These photos were taken on June 14th at 12:40 PM.
The location was at the small farm which is adjacent to the Farmer's Market which it supports.
The "Take It!" came after watching a set of new crops get their start and continue to flourish with the mix of sunshine and rain we have been fortunate enough to enjoy in this past
There is just something about a cornfield that attracts me. It may have to do with my long held enjoyment from eating corn on the cob. Roasting freshly picked corn on the cob - and keeping
it in the husk while it over the heat source is part of what makes it the best part of a meal. Through years of experimentation - I was finally able to put together a method which allows me to
cut the ends off an ear - then slit the side of the husk to be able to peal it back to reveal the silk which is then picked off and the husk then wrapped back around the husk. Once this has
been done - a few of the husk leaves are detached to cover the cut in the husk and the once again contained in the husk ear of corn is kept together with a short piece of bailing wire which has
been twisted around the outside of the husk. The corn is then soaked in water for a few hours before putting it on the grill. I always cover mine with wet burlap which has been used for feed bags
( not industrial rolls of it which usually have a petroleum coating which ruins the flavor ) It usually takes three turns of the ears to have them cooked to perfection. When the turns are made- a
newly soaked burlap back is put back over the ears to keep them moist and help with the steaming/roasting process. When the husk is a light brown - the corn is finished. To remove the husk - one
holds the ear in hand using a big mitt - and the ear can be pushed out the larger end of the tied husk. If there is resistance in the push - one can cut the bailing wire to loosen up the
outer husk to facilitate the push and capture of the ready to eat corn on the cob. Using corn picks in the cut ends is an easy add on - with the finishing touch being a brushing onto the ear -
some freshly melted butter.
The above has been a center piece for many a holiday gathering I have hosted in the past (and is a favorite).
Here is hoping your summer is one spent enjoying the company of others with lots of time being spent savoring the outdoors.
Wishing you my best,

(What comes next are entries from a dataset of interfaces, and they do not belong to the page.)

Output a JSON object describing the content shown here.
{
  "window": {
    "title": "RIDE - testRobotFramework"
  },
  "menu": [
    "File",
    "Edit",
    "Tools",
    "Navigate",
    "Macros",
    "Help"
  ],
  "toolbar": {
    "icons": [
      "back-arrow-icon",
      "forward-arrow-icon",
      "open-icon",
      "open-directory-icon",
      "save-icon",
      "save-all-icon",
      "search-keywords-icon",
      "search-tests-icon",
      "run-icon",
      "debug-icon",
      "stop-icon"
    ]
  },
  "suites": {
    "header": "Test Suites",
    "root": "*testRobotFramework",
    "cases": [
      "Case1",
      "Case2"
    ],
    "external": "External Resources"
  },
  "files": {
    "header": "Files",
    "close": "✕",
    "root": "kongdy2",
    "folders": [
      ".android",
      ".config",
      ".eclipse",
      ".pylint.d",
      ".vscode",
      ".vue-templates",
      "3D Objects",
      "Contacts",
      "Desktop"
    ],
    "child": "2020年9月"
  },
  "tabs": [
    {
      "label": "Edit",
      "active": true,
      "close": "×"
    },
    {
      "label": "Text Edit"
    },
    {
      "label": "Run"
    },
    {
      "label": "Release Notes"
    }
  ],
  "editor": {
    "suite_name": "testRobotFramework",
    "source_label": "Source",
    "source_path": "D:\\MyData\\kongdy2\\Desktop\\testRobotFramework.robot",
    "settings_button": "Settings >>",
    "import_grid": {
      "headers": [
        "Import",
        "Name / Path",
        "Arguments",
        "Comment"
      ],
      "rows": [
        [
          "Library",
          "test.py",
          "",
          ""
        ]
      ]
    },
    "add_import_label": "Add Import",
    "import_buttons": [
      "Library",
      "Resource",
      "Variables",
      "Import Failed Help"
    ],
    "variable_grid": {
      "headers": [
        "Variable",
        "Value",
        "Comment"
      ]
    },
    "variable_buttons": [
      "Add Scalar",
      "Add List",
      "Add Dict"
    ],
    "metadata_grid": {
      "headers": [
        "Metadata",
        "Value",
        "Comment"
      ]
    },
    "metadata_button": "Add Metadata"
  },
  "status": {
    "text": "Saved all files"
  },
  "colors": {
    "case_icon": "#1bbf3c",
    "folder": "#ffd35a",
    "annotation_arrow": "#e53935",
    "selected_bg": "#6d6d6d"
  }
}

PS: The title for this photo/story is based upon the need for the continued good weather to happen to bring this set of crops to an ideal harvest. Rest assured - I will be making numerous
purchases of the corn when it shows as being for sale in the roadside stand.